A recent UFT survey showed that teachers spend an average of $500 of their own money each year purchasing supplies for their students. As a new teacher, you know that it’s easily possible to spend two or three times that amount — and with a Teacher’s Choice allotment of just $57, you may find that your supply reserve is running low as you approach the spring vacation.
Fortunately, it’s possible to fill in the gaps without emptying your own wallet — as long as you know where to look. Here are some of the best money-saving tips from veteran teachers.
Apply for a grant. In each issue of the New York Teacher, the Grants, Awards and Freebies column lists current stipends available to educators — everything from a $24,000 award for teachers seeking to improve their understanding and appreciation of mathematics to the chance to win a wireless lab for your school. Kindergarten teacher Helen Rogosin, whose classroom at PS 110 in Manhattan has benefited from almost 30 grants, advises applicants: “Keep in mind your audience, what your big idea is and how many students will benefit.”

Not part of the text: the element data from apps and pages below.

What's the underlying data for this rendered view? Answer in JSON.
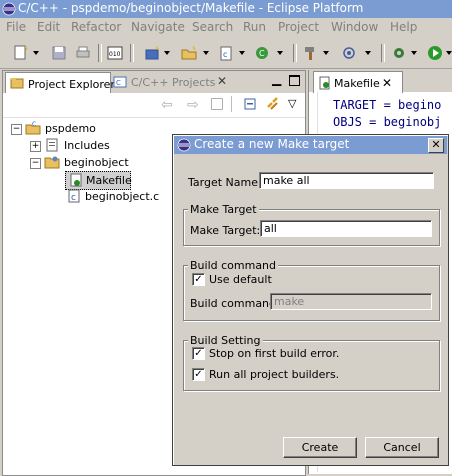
{
  "window": {
    "title": "C/C++ - pspdemo/beginobject/Makefile - Eclipse Platform"
  },
  "menu": [
    "File",
    "Edit",
    "Refactor",
    "Navigate",
    "Search",
    "Run",
    "Project",
    "Window",
    "Help"
  ],
  "left_view": {
    "tabs": [
      {
        "label": "Project Explorer"
      },
      {
        "label": "C/C++ Projects"
      }
    ],
    "tree": [
      {
        "label": "pspdemo",
        "expander": "−"
      },
      {
        "label": "Includes",
        "expander": "+"
      },
      {
        "label": "beginobject",
        "expander": "−"
      },
      {
        "label": "Makefile"
      },
      {
        "label": "beginobject.c"
      }
    ]
  },
  "editor": {
    "tab_label": "Makefile",
    "lines": [
      "TARGET = begino",
      "OBJS = beginobj"
    ]
  },
  "dialog": {
    "title": "Create a new Make target",
    "close_glyph": "✕",
    "target_name_label": "Target Name:",
    "target_name_value": "make all",
    "make_target_group": "Make Target",
    "make_target_label": "Make Target:",
    "make_target_value": "all",
    "build_command_group": "Build command",
    "use_default_label": "Use default",
    "use_default_checked": true,
    "build_command_label": "Build command:",
    "build_command_value": "make",
    "build_setting_group": "Build Setting",
    "stop_on_error_label": "Stop on first build error.",
    "stop_on_error_checked": true,
    "run_all_builders_label": "Run all project builders.",
    "run_all_builders_checked": true,
    "create_label": "Create",
    "cancel_label": "Cancel",
    "check_glyph": "✓"
  },
  "colors": {
    "title_bar": "#7b9cd2",
    "chrome": "#d4d0c8",
    "code_text": "#000080"
  }
}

The UFT’s national affiliate, the American Federation of Teachers, maintains a funding database on its website. You can search by selecting from options in six different categories, including grade level and subject area.
Similarly, the National Education Association, with which the UFT is also affiliated, sponsors its own foundation that offers grants to educators. On its website, click on Grants and Events in the upper right corner and you’ll see a list of options.
Got donors? Teachers rave about DonorsChoose.org, an online charity organization that connects teachers hoping to fund a specific project with average citizens looking to donate. “I have received many thousands of dollars of supplies, technology and furniture,” says Kathleen Nolan-Kasal, who teaches at PS/IS 266 in Queens. Ruth Agosto-Pritscher, a prekindergarten teacher at PS 84 in Brooklyn, advises sharing your DonorsChoose fundraising link with your students’ parents, who will, in turn, pass it on to their own families and friends.
Take advantage of free materials. Numerous organizations recycle or “upcycle” gently used materials. “Materials for the Arts is amazing,” says Lisa Beringer Orsini, a teacher at PS 134 in Manhattan. A division of the New York City Department of Cultural Affairs housed in a warehouse in Long Island City, Materials for the Arts distributes free arts supplies to public school teachers.
If it’s books you need, Project Cicero is an annual book drive that has distributed more than 2 million books to teachers in New York City public schools with more than 50 percent of students receiving free lunch. Register online at Project Cicero (unfortunately, this year’s event has already passed) and show up with a suitcase to collect as many books as you can!
Know where to shop. Many teachers advise loading up on school supplies in the summer, when stores have back-to-school sales and offer discounts to teachers. But besides brick-and-mortar retail shops, “check out church, community or block sales,” says Patricia Leonforte Minerva, a teacher at PS 90 in Queens. “Once many people hear you are a teacher, they often give you a lot for less than they were asking for.”
Get creative. Inventive teachers have come up with myriad ways of getting and using supplies. “I have gotten pens, notepads and more from parents who work in doctors’ offices and ask for donations,” says Tracy Shannon, a teacher at Pathways to Graduation HS in Queens. Michael Scherer, a social studies teacher at Franklin Roosevelt HS in Brooklyn, decorates his bulletin boards with pictures from “discounted calendars with [geographical or architectural] themes, to create a historical and geographic aesthetic.” Christopher Lettieri, a science teacher at Mott Hall Community School in the Bronx, has created reusable DIY dry erase boards using clear sheet protectors.
There’s no substitute for generous funding, but when it comes to making the most out of your supplies, a little resourcefulness goes a long way.